“I think everything played out that he was 2 and it was his first time shipping. He was sick. We got stuck at the border for a while. I don’t know that there was that much to learn other than it was a bad experience for him. Just a baby trotter shipping for the first time,” Macomber recalls of the trip north of the border.
Dover In Motion finished the season with $309,400 on his card and divisional honors in Indiana. In turn, the partnership rewarded Macomber for the special season. She was given a 10-per cent interest in the trotter, no questions asked.
“Isn’t that awesome? There was no conversation. They just said we are giving you 10 per cent,” Macomber said. “Shocked. Speechless. You have a horse that just made $300,000 and they say you now own 10 per cent.
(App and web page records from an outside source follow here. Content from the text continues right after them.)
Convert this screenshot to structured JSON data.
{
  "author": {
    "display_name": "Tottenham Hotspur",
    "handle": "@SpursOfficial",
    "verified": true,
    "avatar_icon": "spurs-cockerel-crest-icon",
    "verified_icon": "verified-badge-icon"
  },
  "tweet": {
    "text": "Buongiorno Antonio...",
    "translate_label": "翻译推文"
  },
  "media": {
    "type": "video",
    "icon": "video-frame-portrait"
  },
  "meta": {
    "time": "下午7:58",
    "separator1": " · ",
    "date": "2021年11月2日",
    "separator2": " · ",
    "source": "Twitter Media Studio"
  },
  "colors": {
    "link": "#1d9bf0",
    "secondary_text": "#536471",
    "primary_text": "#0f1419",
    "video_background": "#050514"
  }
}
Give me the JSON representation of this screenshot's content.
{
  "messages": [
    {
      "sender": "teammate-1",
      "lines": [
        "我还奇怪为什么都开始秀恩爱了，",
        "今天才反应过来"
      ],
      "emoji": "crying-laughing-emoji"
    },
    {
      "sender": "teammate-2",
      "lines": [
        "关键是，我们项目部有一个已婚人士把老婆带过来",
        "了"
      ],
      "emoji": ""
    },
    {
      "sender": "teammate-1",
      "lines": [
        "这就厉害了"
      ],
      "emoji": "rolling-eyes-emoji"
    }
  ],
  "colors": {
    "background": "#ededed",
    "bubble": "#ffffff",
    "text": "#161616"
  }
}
Thank you is not enough.”
The trotter was turned out at the farm of Ora Miller, one of Dover In Motion’s partners, in northern Indiana after the season. When he returned to Macomber’s barn at Hoosier Park to begin preparations for the 2022 campaign, the conditioner was pleased with what she saw in the champion.
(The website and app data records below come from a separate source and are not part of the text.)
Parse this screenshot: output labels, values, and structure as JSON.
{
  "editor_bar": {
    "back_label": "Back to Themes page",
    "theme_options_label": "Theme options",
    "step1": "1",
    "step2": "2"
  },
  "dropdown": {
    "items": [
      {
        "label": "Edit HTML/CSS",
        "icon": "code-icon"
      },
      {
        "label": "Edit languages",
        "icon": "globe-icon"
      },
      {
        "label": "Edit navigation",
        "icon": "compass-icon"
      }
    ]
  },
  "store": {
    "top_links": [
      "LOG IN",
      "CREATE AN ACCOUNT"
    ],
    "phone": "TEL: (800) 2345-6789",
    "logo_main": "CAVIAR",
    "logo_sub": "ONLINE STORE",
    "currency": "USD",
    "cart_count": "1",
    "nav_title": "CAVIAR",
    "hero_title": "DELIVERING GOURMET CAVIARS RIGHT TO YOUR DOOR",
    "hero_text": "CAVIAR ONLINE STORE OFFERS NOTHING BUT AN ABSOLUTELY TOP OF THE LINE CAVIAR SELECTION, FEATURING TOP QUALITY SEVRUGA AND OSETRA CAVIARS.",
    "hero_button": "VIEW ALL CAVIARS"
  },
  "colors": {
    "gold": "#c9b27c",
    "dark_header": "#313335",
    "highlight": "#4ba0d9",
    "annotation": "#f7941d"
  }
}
“He came in and his chest was so much bigger and his butt was so much bigger. I was so happy to see how well he wintered in the field,” she said. “As soon as he hit the track, it was never enough work to make him happy. Every day. You start slow miles and build up. He was just shaking his head, saying ‘Come on, let’s keep going!’”
If there was a challenge for Macomber this spring, it was that her pupil came along so quickly and with such ease, she had to work to keep him happy as she mapped out a schedule to his first start on Memorial Day.
“When he started training, he always wanted to go faster or go more. It was so awesome to see that he came back with the same attitude that he left with last year. His work ethic is amazing,” the trainer said. “I had him ready way early. I had to qualify him because he was so mad at me for continuing to shut him down training. Then I turned him out for two weeks after I qualified the first time because my only option at Hoosier Park was the open.”
Last year the connections took a conservative approach with the gelding, opting to race him outside Indiana only once. When it came time to stake Dover In Motion this year, the idea was the same: focus on Indiana Sires Stakes and Hoosier Park open stakes and take a few select shots on the Grand Circuit. The sophomore’s dance card includes the Yonkers Trot, where he was supplemented for $6,000, Stanley Dancer Memorial, W. N. Reynolds Memorial and Earl Beal Jr. Memorial.
“Ora and I both agreed to write down what we wanted and then we went over it and we made adjustments. I didn’t have the Yonkers Trot on my sheet, but he really wanted to try it,” offered Macomber. “We both agreed on a light staking schedule this year in hopes of keeping him forever and having a good racehorse when we’re done with his stakes season.”
After his impressive Memorial Day performance, Dover In Motion will compete in the second leg of Indiana Sires Stakes action Wednesday, June 15. Then he ships to the East Coast where eliminations, if necessary, will be held for the Yonkers Trot June 24, with the final slated for July 1. The Reynolds, also held July 1 at the Meadowlands, is Plan B should the gelding not make the final. The Stanley Dancer Memorial is two weeks later.
Around the barn, Dover In Motion is entertaining, making each day an event. The conditioner admits he is very similar to Beckhams Z Tam, whom she previously trained and sent out to victory in the $527,500 Breeders Crown final for sophomore pacing colts in 2017.
“As personalities go, they’re the same. They know when to rest, they play all day. They both have their head out over the gate all morning. ‘Come pet me, come play with me. Let me bite your shoulder. Let me lick your jog cart.’ As soon as the barn work is done, the lights are off, and their lunch is complete, they just go to sleep,” she said. “The horse makes me happy every time he steps on the track. I’m so lucky to have one of the best Indiana breds in the state.”